#### ENTRIES SHOWN:
──────────

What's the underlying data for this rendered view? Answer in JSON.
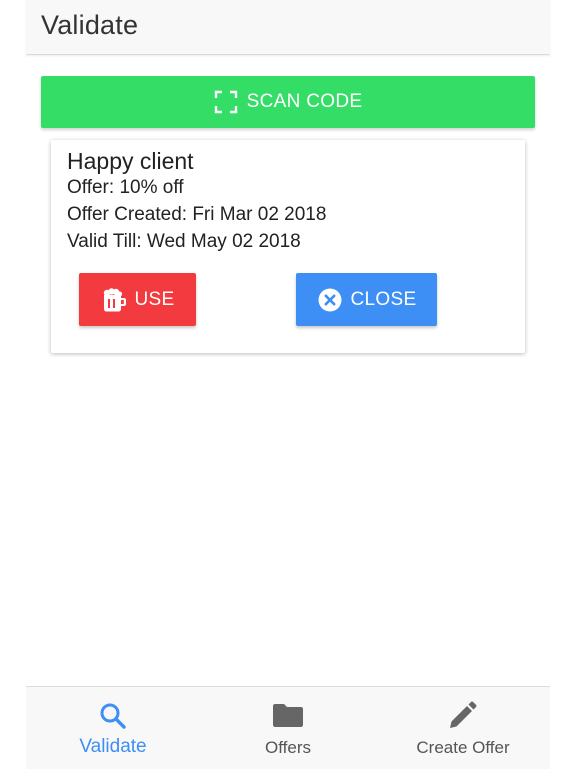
{
  "header": {
    "title": "Validate"
  },
  "scan": {
    "label": "SCAN CODE",
    "icon": "scan-frame-icon",
    "color": "#33dd66"
  },
  "card": {
    "title": "Happy client",
    "offer": "Offer: 10% off",
    "created": "Offer Created: Fri Mar 02 2018",
    "valid_till": "Valid Till: Wed May 02 2018",
    "use_button": {
      "label": "USE",
      "icon": "beer-mug-icon",
      "color": "#f23a3f"
    },
    "close_button": {
      "label": "CLOSE",
      "icon": "close-circle-icon",
      "color": "#3d8ef5"
    }
  },
  "tabbar": {
    "tabs": [
      {
        "label": "Validate",
        "icon": "search-icon",
        "active": true
      },
      {
        "label": "Offers",
        "icon": "folder-icon",
        "active": false
      },
      {
        "label": "Create Offer",
        "icon": "pencil-icon",
        "active": false
      }
    ],
    "active_color": "#3d8ef5",
    "inactive_color": "#555555"
  }
}
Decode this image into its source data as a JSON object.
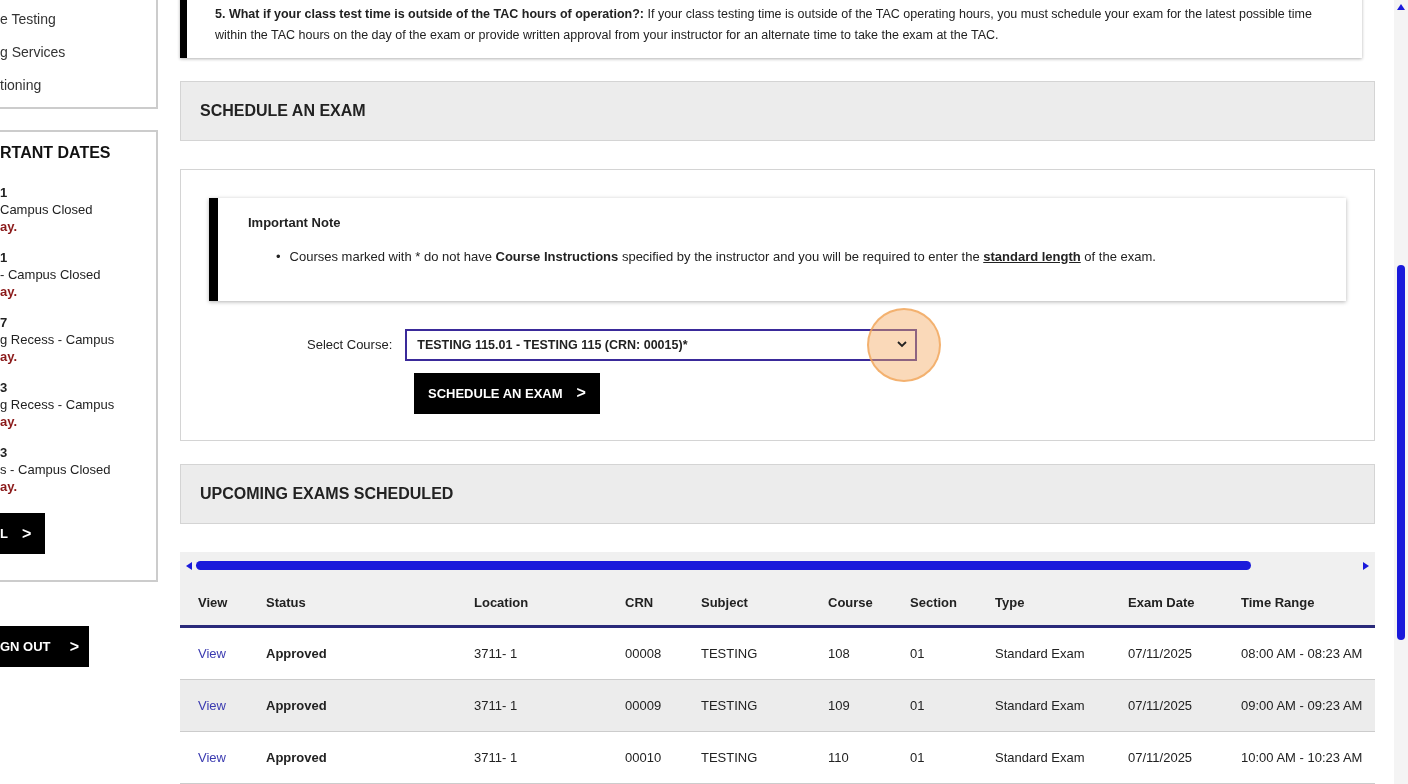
{
  "sidebar": {
    "links": [
      "e Testing",
      "g Services",
      "tioning"
    ],
    "dates_title": "RTANT DATES",
    "dates": [
      {
        "date": "1",
        "desc": "Campus Closed",
        "note": "ay."
      },
      {
        "date": "1",
        "desc": "- Campus Closed",
        "note": "ay."
      },
      {
        "date": "7",
        "desc": "g Recess - Campus",
        "note": "ay."
      },
      {
        "date": "3",
        "desc": "g Recess - Campus",
        "note": "ay."
      },
      {
        "date": "3",
        "desc": "s - Campus Closed",
        "note": "ay."
      }
    ],
    "all_button": "L",
    "sign_out_button": "GN OUT",
    "button_icon": ">"
  },
  "faq": {
    "segments": [
      {
        "text": "5. What if your class test time is outside of the TAC hours of operation?:",
        "kind": "strong"
      },
      {
        "text": " If your class testing time is outside of the TAC operating hours, you must schedule your exam for the latest possible time within the TAC hours on the day of the exam or provide written approval from your instructor for an alternate time to take the exam at the TAC.",
        "kind": "normal"
      }
    ]
  },
  "schedule_section": {
    "title": "SCHEDULE AN EXAM"
  },
  "note": {
    "title": "Important Note",
    "bullet": "•",
    "segments": [
      {
        "text": "Courses marked with * do not have ",
        "kind": "normal"
      },
      {
        "text": "Course Instructions",
        "kind": "strong"
      },
      {
        "text": " specified by the instructor and you will be required to enter the ",
        "kind": "normal"
      },
      {
        "text": "standard length",
        "kind": "term"
      },
      {
        "text": " of the exam.",
        "kind": "normal"
      }
    ]
  },
  "course_select": {
    "label": "Select Course:",
    "value": "TESTING 115.01 - TESTING 115 (CRN: 00015)*"
  },
  "schedule_button": "SCHEDULE AN EXAM",
  "upcoming_section": {
    "title": "UPCOMING EXAMS SCHEDULED"
  },
  "table": {
    "columns": [
      "View",
      "Status",
      "Location",
      "CRN",
      "Subject",
      "Course",
      "Section",
      "Type",
      "Exam Date",
      "Time Range"
    ],
    "rows": [
      {
        "view": "View",
        "status": "Approved",
        "location": "3711- 1",
        "crn": "00008",
        "subject": "TESTING",
        "course": "108",
        "section": "01",
        "type": "Standard Exam",
        "exam_date": "07/11/2025",
        "time_range": "08:00 AM - 08:23 AM"
      },
      {
        "view": "View",
        "status": "Approved",
        "location": "3711- 1",
        "crn": "00009",
        "subject": "TESTING",
        "course": "109",
        "section": "01",
        "type": "Standard Exam",
        "exam_date": "07/11/2025",
        "time_range": "09:00 AM - 09:23 AM"
      },
      {
        "view": "View",
        "status": "Approved",
        "location": "3711- 1",
        "crn": "00010",
        "subject": "TESTING",
        "course": "110",
        "section": "01",
        "type": "Standard Exam",
        "exam_date": "07/11/2025",
        "time_range": "10:00 AM - 10:23 AM"
      }
    ]
  }
}
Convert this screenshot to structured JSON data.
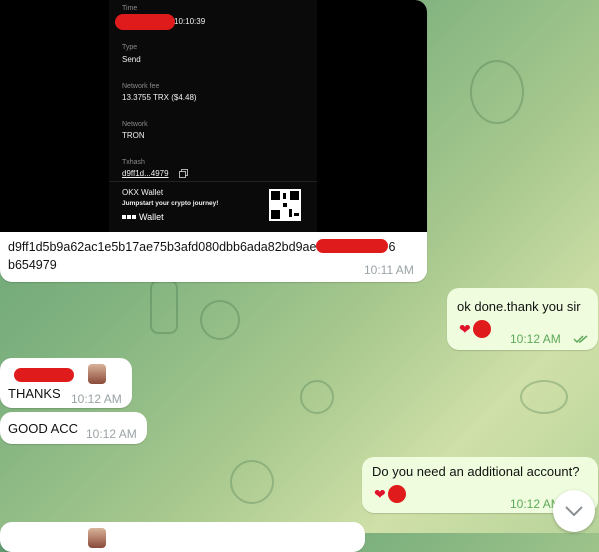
{
  "receipt": {
    "time_label": "Time",
    "time_value": "10:10:39",
    "type_label": "Type",
    "type_value": "Send",
    "fee_label": "Network fee",
    "fee_value": "13.3755 TRX  ($4.48)",
    "network_label": "Network",
    "network_value": "TRON",
    "txhash_label": "Txhash",
    "txhash_value": "d9ff1d...4979",
    "wallet_name": "OKX Wallet",
    "tagline": "Jumpstart your crypto journey!",
    "logo_text": "Wallet"
  },
  "messages": {
    "hash_line1": "d9ff1d5b9a62ac1e5b17ae75b3afd080dbb6ada82bd9ae",
    "hash_line1_tail": "6",
    "hash_line2": "b654979",
    "hash_time": "10:11 AM",
    "done_text": "ok done.thank you sir",
    "done_time": "10:12 AM",
    "thanks_text": "THANKS",
    "thanks_time": "10:12 AM",
    "good_text": "GOOD ACC",
    "good_time": "10:12 AM",
    "question_text": "Do you need an additional account?",
    "question_time": "10:12 AM"
  },
  "colors": {
    "accent_out": "#effdde",
    "reaction_red": "#e01b1b",
    "check_green": "#5fa85a"
  },
  "icons": {
    "copy": "copy-icon",
    "read": "double-check-icon",
    "scroll": "chevron-down-icon",
    "heart": "heart-icon"
  }
}
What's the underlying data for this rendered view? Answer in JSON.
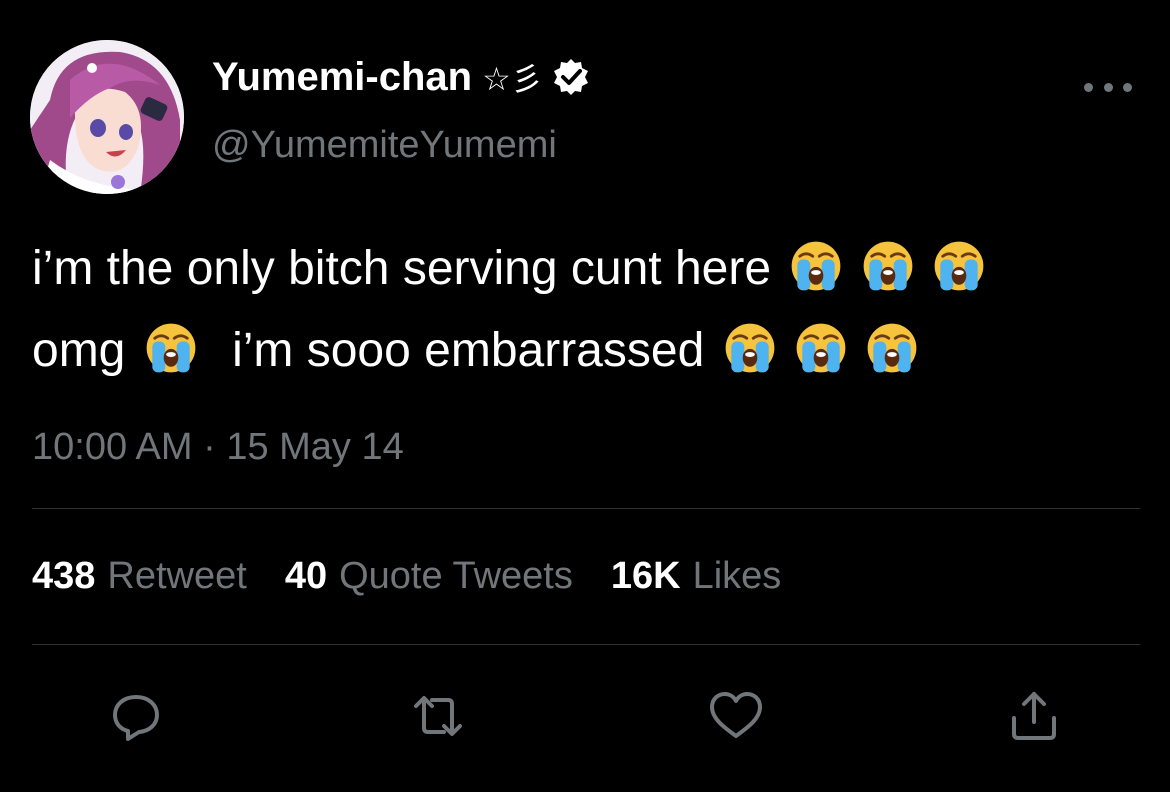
{
  "user": {
    "display_name": "Yumemi-chan",
    "name_symbols": "☆彡",
    "handle": "@YumemiteYumemi",
    "verified": true
  },
  "tweet": {
    "line1": "i’m the only bitch serving cunt here",
    "line1_emoji_count": 3,
    "line2_start": "omg",
    "line2_middle": "i’m sooo embarrassed",
    "line2_end_emoji_count": 3,
    "emoji_name": "loudly-crying-face",
    "timestamp": "10:00 AM · 15 May 14"
  },
  "stats": {
    "retweets_count": "438",
    "retweets_label": "Retweet",
    "quotes_count": "40",
    "quotes_label": "Quote Tweets",
    "likes_count": "16K",
    "likes_label": "Likes"
  },
  "actions": [
    "reply-icon",
    "retweet-icon",
    "like-icon",
    "share-icon"
  ],
  "colors": {
    "background": "#000000",
    "text_primary": "#ffffff",
    "text_secondary": "#71767b",
    "divider": "#2f3336"
  }
}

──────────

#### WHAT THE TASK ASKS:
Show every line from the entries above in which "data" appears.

#### EXPECTED OUTPUT:
What's the underlying data for this rendered view? Answer in JSON.
Decode this image into its source data as a JSON object.
Convert this screenshot to structured JSON data.
What's the underlying data for this rendered view? Answer in JSON.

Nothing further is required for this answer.